What Role Does the Talent Buyer Play in the Music Industry?
Talent buyers are the people who book bands for venues at which they work, or for events they are hired to organize. In the music industry, talent buyers (who also are known as bookers) field inquiries from bands and bands' agents and book them for dates at the venues or events.
Depending on the size of the venue, talent buyers may work with local bands putting together cohesive bills and selecting bands based on demos. Alternatively, they may work with agents to book larger, established acts.
What Exactly Does the Talent Buyer Do?
The role of a talent buyer can vary widely, depending on where they work. Generally speaking, it is the talent buyer's job to understand the music audience in their town, and to book bands that will appeal to that market. A venue that's renowned for its hip-hop concerts (and which routinely sells those out) might not do so well if it books a country act, for example.
The end goal of any venue or event is to put on a well-attended show that's well-received by the audience. So in addition to understanding their markets, talent buyers must also know about the potential draw of the bands they are booking: Does this band have a strong local following that will come out for the concert? Or, is this a relatively new act that may need more aggressive promotion?
Therefore, to do their jobs well, talent buyers have to develop a good sense of both their potential audiences and the bands that approach them. That way, they can appropriately match bands to the right events. It likely will take some research about potential bands and the people who come to see them; talent buyers also can't just rely on what agents or band leaders tell them.
You might hear talent buyers referred to as promoters, particularly at venues (not as much for those that work for events).
Talent Buyers Work with Agents
Talent buyers often work closely with booking agents when putting bills together. Each comes to the event from a different perspective. The talent buyer represents the venue or event, while the booking agent represents the band.
It is one reason for a band to have a strong booking agent. Relationships matter in the music industry. An agent who's been in the industry for quite some time will have multiple contacts, including some with talent buyers for venues and events. These contacts truly can help a band, especially a relatively new band, get coveted bookings at those venues and events.

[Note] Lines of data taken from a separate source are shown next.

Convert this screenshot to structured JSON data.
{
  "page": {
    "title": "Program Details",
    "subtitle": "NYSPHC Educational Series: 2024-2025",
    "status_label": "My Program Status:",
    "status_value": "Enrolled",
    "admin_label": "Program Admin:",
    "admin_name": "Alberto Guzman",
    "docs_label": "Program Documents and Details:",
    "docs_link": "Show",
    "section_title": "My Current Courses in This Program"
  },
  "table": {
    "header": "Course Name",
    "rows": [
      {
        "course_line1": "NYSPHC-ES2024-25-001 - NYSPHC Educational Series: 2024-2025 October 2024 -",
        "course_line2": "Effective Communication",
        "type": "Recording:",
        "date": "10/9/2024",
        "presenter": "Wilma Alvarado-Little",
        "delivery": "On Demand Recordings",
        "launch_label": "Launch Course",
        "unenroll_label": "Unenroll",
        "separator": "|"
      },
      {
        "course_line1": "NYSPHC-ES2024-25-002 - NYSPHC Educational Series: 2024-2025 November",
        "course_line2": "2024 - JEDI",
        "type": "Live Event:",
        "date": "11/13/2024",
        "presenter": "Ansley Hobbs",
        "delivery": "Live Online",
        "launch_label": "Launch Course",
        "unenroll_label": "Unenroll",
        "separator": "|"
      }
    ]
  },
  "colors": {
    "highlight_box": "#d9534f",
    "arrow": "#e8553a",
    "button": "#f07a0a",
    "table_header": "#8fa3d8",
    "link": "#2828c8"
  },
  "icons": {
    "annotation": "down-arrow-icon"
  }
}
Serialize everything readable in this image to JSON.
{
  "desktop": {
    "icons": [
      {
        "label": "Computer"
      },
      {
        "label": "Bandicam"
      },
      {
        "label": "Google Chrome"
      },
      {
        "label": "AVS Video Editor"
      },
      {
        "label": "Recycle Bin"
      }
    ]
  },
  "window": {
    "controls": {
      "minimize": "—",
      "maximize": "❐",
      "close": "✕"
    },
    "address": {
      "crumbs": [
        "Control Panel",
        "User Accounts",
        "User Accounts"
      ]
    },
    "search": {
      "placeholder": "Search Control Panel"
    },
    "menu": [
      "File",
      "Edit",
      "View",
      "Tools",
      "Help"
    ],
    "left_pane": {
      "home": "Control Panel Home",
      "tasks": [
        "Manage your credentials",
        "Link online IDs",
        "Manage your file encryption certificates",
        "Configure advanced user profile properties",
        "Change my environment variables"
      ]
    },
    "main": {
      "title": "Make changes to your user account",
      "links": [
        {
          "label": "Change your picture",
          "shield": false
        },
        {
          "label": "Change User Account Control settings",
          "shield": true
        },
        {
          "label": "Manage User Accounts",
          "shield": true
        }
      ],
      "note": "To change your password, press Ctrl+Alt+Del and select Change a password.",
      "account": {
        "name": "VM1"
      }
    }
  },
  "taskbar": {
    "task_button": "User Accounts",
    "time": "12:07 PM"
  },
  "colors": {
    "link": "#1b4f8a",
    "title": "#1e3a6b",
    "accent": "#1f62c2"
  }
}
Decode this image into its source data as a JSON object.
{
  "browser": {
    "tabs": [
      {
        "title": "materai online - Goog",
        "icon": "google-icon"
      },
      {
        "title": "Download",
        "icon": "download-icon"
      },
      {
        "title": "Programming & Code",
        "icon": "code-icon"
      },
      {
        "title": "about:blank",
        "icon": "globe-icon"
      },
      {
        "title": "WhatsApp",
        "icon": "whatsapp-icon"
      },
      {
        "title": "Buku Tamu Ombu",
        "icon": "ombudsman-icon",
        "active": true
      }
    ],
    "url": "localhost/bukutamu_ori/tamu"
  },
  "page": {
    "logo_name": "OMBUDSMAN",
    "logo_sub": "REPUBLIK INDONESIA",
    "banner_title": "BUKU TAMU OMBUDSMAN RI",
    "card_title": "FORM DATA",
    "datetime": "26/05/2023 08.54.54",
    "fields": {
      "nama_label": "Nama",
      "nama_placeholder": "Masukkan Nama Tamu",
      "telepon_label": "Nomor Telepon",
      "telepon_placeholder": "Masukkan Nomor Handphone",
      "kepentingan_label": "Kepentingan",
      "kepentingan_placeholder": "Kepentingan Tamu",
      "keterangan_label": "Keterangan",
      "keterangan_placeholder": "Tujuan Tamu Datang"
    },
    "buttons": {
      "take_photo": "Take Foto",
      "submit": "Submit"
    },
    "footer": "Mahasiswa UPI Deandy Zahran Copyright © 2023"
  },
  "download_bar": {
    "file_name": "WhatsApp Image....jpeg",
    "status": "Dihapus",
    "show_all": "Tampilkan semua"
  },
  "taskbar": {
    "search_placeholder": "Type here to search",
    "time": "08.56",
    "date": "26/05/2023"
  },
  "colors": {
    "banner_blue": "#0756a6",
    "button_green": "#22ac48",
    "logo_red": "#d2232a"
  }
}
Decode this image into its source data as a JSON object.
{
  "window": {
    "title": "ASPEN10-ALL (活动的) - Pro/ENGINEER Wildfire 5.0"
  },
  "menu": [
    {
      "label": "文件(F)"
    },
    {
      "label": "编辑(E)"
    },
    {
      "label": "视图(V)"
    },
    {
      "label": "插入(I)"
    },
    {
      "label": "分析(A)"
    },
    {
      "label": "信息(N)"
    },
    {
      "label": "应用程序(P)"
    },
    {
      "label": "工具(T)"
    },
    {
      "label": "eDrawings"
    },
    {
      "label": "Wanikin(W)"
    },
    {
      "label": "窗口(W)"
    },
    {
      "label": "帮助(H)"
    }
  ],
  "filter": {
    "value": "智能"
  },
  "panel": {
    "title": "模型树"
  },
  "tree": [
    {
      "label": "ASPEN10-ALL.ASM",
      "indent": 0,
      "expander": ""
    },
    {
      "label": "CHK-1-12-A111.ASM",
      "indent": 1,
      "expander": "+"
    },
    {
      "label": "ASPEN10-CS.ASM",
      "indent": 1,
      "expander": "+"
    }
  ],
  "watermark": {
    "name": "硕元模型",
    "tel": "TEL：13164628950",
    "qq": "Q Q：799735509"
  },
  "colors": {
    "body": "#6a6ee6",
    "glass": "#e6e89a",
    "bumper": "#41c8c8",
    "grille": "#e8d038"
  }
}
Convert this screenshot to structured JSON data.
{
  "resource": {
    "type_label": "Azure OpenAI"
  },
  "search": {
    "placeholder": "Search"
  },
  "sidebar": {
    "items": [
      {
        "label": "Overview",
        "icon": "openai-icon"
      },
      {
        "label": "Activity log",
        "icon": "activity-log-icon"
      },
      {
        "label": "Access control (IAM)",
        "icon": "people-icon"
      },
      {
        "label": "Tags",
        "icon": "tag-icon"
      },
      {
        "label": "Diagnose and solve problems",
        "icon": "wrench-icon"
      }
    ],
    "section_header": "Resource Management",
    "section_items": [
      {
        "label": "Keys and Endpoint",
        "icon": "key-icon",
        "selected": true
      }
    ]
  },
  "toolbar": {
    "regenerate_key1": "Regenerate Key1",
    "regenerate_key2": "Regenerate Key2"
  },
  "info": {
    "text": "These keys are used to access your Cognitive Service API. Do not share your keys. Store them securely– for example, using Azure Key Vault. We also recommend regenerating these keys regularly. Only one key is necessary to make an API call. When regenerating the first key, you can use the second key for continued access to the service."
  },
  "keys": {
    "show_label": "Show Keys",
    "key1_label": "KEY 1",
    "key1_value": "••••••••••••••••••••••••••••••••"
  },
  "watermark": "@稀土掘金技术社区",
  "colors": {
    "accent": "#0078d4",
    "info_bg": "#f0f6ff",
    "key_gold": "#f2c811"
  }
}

Once the event or venue is booked, the talent buyer generally isn't responsible for doing any of the marketing—that's the job of the band's publicist or the venue's marketing department. Talent buyers usually are responsible for the big picture—booking the acts—and leave the marketing, set-up and other details of the event to the concert promoter (who in turn may hire people to take care of those details).